    The Sour Lemon Score is the 12th book in the Parker series by Donald Westlake, published under the name Richard Stark. It is among the best of the Parker books. Parker is a thief, a heister, a hijacker. He is known as being cold, professional, emotionless. He is the best at what he does. But Parker has his own notions of morality and they include standing by your word and dividing the loot equally. He is not sadistic or vicious. He only does what he needs to get the job done. Knowing all this about Parker (and he's fairly well known in his circles), you'd think most folks would be hip to what happens when you double-cross him. Well, George Uhl apparently didn't get the memo. Following a well executed bank robbery, Uhl turns on his three accomplices and makes off with all the dough. This opening sequence that sets the premise of the book is terrific. There is a whole novel just
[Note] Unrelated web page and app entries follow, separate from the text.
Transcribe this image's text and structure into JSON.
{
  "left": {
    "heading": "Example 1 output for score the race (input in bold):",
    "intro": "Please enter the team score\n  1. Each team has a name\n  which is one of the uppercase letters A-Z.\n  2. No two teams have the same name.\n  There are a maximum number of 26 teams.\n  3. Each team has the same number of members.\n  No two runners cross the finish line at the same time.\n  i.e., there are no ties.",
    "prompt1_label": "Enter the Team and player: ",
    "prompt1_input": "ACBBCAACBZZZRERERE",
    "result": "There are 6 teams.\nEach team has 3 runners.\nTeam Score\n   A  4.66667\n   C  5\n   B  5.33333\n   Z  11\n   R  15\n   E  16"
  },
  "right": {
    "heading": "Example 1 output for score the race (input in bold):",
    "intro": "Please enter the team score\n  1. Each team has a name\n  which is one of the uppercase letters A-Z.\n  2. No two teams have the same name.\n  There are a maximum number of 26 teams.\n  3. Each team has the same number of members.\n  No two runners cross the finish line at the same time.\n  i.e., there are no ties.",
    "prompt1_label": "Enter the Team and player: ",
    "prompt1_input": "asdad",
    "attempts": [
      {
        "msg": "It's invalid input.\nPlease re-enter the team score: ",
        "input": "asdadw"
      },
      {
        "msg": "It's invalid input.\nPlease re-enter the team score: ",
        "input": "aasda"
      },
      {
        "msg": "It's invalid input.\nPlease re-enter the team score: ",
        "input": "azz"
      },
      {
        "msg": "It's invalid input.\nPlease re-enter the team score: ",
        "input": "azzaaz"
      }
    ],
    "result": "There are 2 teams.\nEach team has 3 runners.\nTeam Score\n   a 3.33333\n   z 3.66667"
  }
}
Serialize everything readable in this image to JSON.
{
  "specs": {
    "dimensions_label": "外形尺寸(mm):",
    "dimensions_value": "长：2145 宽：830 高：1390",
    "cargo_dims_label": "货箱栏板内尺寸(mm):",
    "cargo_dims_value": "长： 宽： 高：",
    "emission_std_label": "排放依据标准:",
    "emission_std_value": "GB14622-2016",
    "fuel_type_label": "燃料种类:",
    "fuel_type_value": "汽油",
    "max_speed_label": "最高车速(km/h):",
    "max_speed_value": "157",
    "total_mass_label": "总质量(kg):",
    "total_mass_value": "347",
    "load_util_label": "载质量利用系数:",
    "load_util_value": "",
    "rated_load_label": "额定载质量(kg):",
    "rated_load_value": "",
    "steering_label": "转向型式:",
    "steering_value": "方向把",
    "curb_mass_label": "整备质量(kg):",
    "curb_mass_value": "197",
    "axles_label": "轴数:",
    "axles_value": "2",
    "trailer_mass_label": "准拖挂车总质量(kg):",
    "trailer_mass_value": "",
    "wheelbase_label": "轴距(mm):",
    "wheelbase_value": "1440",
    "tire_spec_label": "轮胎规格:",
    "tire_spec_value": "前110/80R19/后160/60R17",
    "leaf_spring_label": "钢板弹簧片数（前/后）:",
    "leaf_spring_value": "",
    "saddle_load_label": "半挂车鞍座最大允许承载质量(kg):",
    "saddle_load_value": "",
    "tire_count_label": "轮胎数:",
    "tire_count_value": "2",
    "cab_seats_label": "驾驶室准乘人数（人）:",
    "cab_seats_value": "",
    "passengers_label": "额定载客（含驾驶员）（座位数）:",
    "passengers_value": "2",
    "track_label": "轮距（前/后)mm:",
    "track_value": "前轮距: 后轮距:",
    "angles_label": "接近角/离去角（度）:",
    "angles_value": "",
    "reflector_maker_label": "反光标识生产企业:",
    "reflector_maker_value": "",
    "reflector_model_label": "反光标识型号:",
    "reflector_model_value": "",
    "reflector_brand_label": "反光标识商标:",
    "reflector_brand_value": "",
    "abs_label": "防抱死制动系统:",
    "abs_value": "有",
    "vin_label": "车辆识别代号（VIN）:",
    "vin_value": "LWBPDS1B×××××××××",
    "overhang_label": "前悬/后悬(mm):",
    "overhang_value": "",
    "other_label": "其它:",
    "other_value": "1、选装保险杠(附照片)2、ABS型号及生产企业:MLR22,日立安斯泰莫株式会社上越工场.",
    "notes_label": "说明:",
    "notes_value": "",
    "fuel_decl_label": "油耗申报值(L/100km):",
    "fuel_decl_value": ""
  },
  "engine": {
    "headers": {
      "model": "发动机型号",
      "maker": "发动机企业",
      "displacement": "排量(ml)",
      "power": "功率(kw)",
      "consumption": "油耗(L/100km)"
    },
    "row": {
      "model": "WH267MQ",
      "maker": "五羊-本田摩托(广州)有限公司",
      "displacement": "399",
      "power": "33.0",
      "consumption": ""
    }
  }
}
    packed in that opening sequence. The balance of the book is devoted to Parker catching up with Uhl,
    chasing him from Bew York to Virginia to Pennsylvania. Along the way, other bad guys get wind of what Uhl is carting around and the race is on. Despite what Parker does in this story, he's not the bad guy here. He's almost an angel compared to some others in this book. The plot, the pacing, everything just works in this book as does Westlake's uncanny ability to create characters in just a sentence or two.
  • (3/5)
    3.5 & as good as the last, but I gave that 4 stars, so I'm trying to even out. It was another fun, screwed up Parker adventure. Nothing else to say without spoilers, though. Sorry.
  • (4/5)
    solid but not as satisfying as most Parkers